# [What to do]
When a line in the entries below contains the word "time", copy that line.

[Data excerpts]
########
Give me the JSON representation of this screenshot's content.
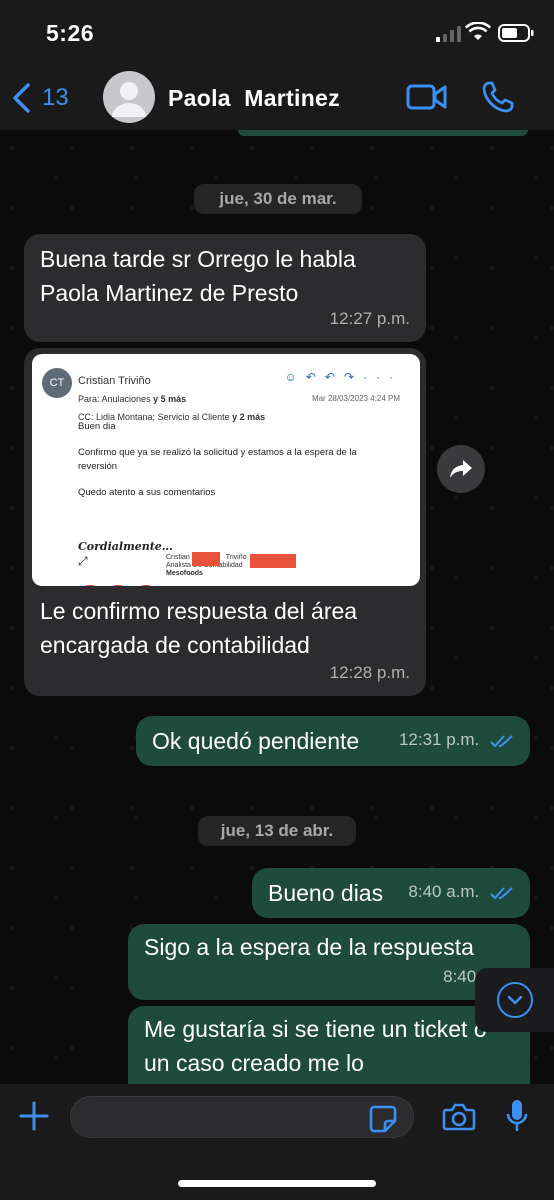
{
  "status_bar": {
    "time": "5:26"
  },
  "header": {
    "back_count": "13",
    "contact_name": "Paola  Martinez",
    "icons": [
      "chevron-left-icon",
      "avatar",
      "video-call-icon",
      "phone-icon"
    ]
  },
  "messages": {
    "date_1": "jue, 30 de mar.",
    "m1": {
      "text": "Buena tarde sr Orrego le habla Paola Martinez de Presto",
      "time": "12:27 p.m."
    },
    "email": {
      "initials": "CT",
      "sender": "Cristian Triviño",
      "to_label": "Para:",
      "to": "Anulaciones",
      "to_more": "y 5 más",
      "cc_label": "CC:",
      "cc": "Lidia Montana;  Servicio al Cliente",
      "cc_more": "y 2 más",
      "date": "Mar 28/03/2023 4:24 PM",
      "greeting": "Buen dia",
      "body_1": "Confirmo que ya se realizó la solicitud y estamos a la espera de la reversión",
      "body_2": "Quedo atento a sus comentarios",
      "closing": "Cordialmente…",
      "sig_name": "Cristian",
      "sig_surname": "Triviño",
      "sig_role": "Analista De Contabilidad",
      "sig_company": "Mesofoods"
    },
    "m2": {
      "text": "Le confirmo respuesta del área encargada de contabilidad",
      "time": "12:28 p.m."
    },
    "m3": {
      "text": "Ok quedó pendiente",
      "time": "12:31 p.m."
    },
    "date_2": "jue, 13 de abr.",
    "m4": {
      "text": "Bueno dias",
      "time": "8:40 a.m."
    },
    "m5": {
      "text": "Sigo a la espera de la respuesta",
      "time": "8:40 a.m."
    },
    "m6": {
      "text": "Me gustaría si se tiene un ticket o un caso creado me lo"
    }
  },
  "composer": {
    "input_placeholder": "",
    "icons": [
      "plus-icon",
      "sticker-icon",
      "camera-icon",
      "microphone-icon"
    ]
  },
  "colors": {
    "accent": "#3c90f3",
    "outgoing_bubble": "#1f4b3c",
    "incoming_bubble": "#2c2c2e"
  }
}
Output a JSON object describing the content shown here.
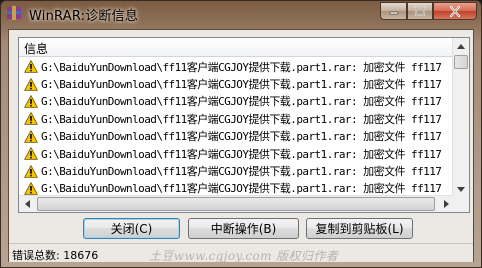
{
  "window": {
    "title": "WinRAR:诊断信息",
    "icon": "winrar-icon",
    "controls": [
      "minimize-icon",
      "maximize-icon",
      "close-icon"
    ]
  },
  "list": {
    "column_header": "信息",
    "row_icon": "warning-icon",
    "rows": [
      "G:\\BaiduYunDownload\\ff11客户端CGJOY提供下载.part1.rar: 加密文件 ff117",
      "G:\\BaiduYunDownload\\ff11客户端CGJOY提供下载.part1.rar: 加密文件 ff117",
      "G:\\BaiduYunDownload\\ff11客户端CGJOY提供下载.part1.rar: 加密文件 ff117",
      "G:\\BaiduYunDownload\\ff11客户端CGJOY提供下载.part1.rar: 加密文件 ff117",
      "G:\\BaiduYunDownload\\ff11客户端CGJOY提供下载.part1.rar: 加密文件 ff117",
      "G:\\BaiduYunDownload\\ff11客户端CGJOY提供下载.part1.rar: 加密文件 ff117",
      "G:\\BaiduYunDownload\\ff11客户端CGJOY提供下载.part1.rar: 加密文件 ff117",
      "G:\\BaiduYunDownload\\ff11客户端CGJOY提供下载.part1.rar: 加密文件 ff117"
    ]
  },
  "buttons": {
    "close": "关闭(C)",
    "abort": "中断操作(B)",
    "copy": "复制到剪贴板(L)"
  },
  "status": {
    "error_total": "错误总数: 18676",
    "watermark": "土豆www.cgjoy.com 版权归作者"
  },
  "colors": {
    "warning_fill": "#f5c400",
    "close_button": "#c2422a"
  }
}
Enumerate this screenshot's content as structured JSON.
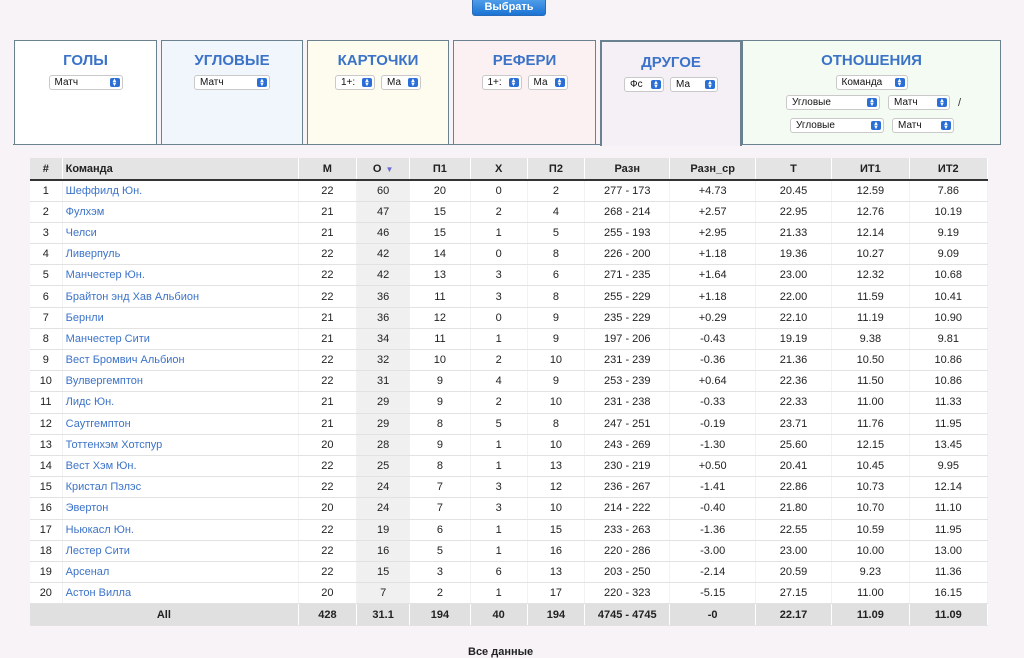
{
  "select_button": "Выбрать",
  "tabs": [
    {
      "title": "ГОЛЫ",
      "bg": "#ffffff",
      "selects": [
        "Матч"
      ]
    },
    {
      "title": "УГЛОВЫЕ",
      "bg": "#f1f5fc",
      "selects": [
        "Матч"
      ]
    },
    {
      "title": "КАРТОЧКИ",
      "bg": "#fdfcee",
      "selects": [
        "1+:",
        "Ма"
      ]
    },
    {
      "title": "РЕФЕРИ",
      "bg": "#fcf1f2",
      "selects": [
        "1+:",
        "Ма"
      ]
    },
    {
      "title": "ДРУГОЕ",
      "bg": "#f4f0f6",
      "selects": [
        "Фс",
        "Ма"
      ]
    },
    {
      "title": "ОТНОШЕНИЯ",
      "bg": "#f4fbf2",
      "selects": [
        "Команда"
      ]
    }
  ],
  "relations": {
    "row1": {
      "left": "Угловые",
      "right": "Матч",
      "sep": "/"
    },
    "row2": {
      "left": "Угловые",
      "right": "Матч"
    }
  },
  "table": {
    "headers": [
      "#",
      "Команда",
      "М",
      "О",
      "П1",
      "Х",
      "П2",
      "Разн",
      "Разн_ср",
      "Т",
      "ИТ1",
      "ИТ2"
    ],
    "rows": [
      [
        "1",
        "Шеффилд Юн.",
        "22",
        "60",
        "20",
        "0",
        "2",
        "277 - 173",
        "+4.73",
        "20.45",
        "12.59",
        "7.86"
      ],
      [
        "2",
        "Фулхэм",
        "21",
        "47",
        "15",
        "2",
        "4",
        "268 - 214",
        "+2.57",
        "22.95",
        "12.76",
        "10.19"
      ],
      [
        "3",
        "Челси",
        "21",
        "46",
        "15",
        "1",
        "5",
        "255 - 193",
        "+2.95",
        "21.33",
        "12.14",
        "9.19"
      ],
      [
        "4",
        "Ливерпуль",
        "22",
        "42",
        "14",
        "0",
        "8",
        "226 - 200",
        "+1.18",
        "19.36",
        "10.27",
        "9.09"
      ],
      [
        "5",
        "Манчестер Юн.",
        "22",
        "42",
        "13",
        "3",
        "6",
        "271 - 235",
        "+1.64",
        "23.00",
        "12.32",
        "10.68"
      ],
      [
        "6",
        "Брайтон энд Хав Альбион",
        "22",
        "36",
        "11",
        "3",
        "8",
        "255 - 229",
        "+1.18",
        "22.00",
        "11.59",
        "10.41"
      ],
      [
        "7",
        "Бернли",
        "21",
        "36",
        "12",
        "0",
        "9",
        "235 - 229",
        "+0.29",
        "22.10",
        "11.19",
        "10.90"
      ],
      [
        "8",
        "Манчестер Сити",
        "21",
        "34",
        "11",
        "1",
        "9",
        "197 - 206",
        "-0.43",
        "19.19",
        "9.38",
        "9.81"
      ],
      [
        "9",
        "Вест Бромвич Альбион",
        "22",
        "32",
        "10",
        "2",
        "10",
        "231 - 239",
        "-0.36",
        "21.36",
        "10.50",
        "10.86"
      ],
      [
        "10",
        "Вулвергемптон",
        "22",
        "31",
        "9",
        "4",
        "9",
        "253 - 239",
        "+0.64",
        "22.36",
        "11.50",
        "10.86"
      ],
      [
        "11",
        "Лидс Юн.",
        "21",
        "29",
        "9",
        "2",
        "10",
        "231 - 238",
        "-0.33",
        "22.33",
        "11.00",
        "11.33"
      ],
      [
        "12",
        "Саутгемптон",
        "21",
        "29",
        "8",
        "5",
        "8",
        "247 - 251",
        "-0.19",
        "23.71",
        "11.76",
        "11.95"
      ],
      [
        "13",
        "Тоттенхэм Хотспур",
        "20",
        "28",
        "9",
        "1",
        "10",
        "243 - 269",
        "-1.30",
        "25.60",
        "12.15",
        "13.45"
      ],
      [
        "14",
        "Вест Хэм Юн.",
        "22",
        "25",
        "8",
        "1",
        "13",
        "230 - 219",
        "+0.50",
        "20.41",
        "10.45",
        "9.95"
      ],
      [
        "15",
        "Кристал Пэлэс",
        "22",
        "24",
        "7",
        "3",
        "12",
        "236 - 267",
        "-1.41",
        "22.86",
        "10.73",
        "12.14"
      ],
      [
        "16",
        "Эвертон",
        "20",
        "24",
        "7",
        "3",
        "10",
        "214 - 222",
        "-0.40",
        "21.80",
        "10.70",
        "11.10"
      ],
      [
        "17",
        "Ньюкасл Юн.",
        "22",
        "19",
        "6",
        "1",
        "15",
        "233 - 263",
        "-1.36",
        "22.55",
        "10.59",
        "11.95"
      ],
      [
        "18",
        "Лестер Сити",
        "22",
        "16",
        "5",
        "1",
        "16",
        "220 - 286",
        "-3.00",
        "23.00",
        "10.00",
        "13.00"
      ],
      [
        "19",
        "Арсенал",
        "22",
        "15",
        "3",
        "6",
        "13",
        "203 - 250",
        "-2.14",
        "20.59",
        "9.23",
        "11.36"
      ],
      [
        "20",
        "Астон Вилла",
        "20",
        "7",
        "2",
        "1",
        "17",
        "220 - 323",
        "-5.15",
        "27.15",
        "11.00",
        "16.15"
      ]
    ],
    "total": [
      "All",
      "428",
      "31.1",
      "194",
      "40",
      "194",
      "4745 - 4745",
      "-0",
      "22.17",
      "11.09",
      "11.09"
    ]
  },
  "footer_text": "Все данные"
}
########
# [Result of this exercise]
    "time": "5:26"
      "time": "12:27 p.m."
      "time": "12:28 p.m."
      "time": "12:31 p.m."
      "time": "8:40 a.m."
      "time": "8:40 a.m."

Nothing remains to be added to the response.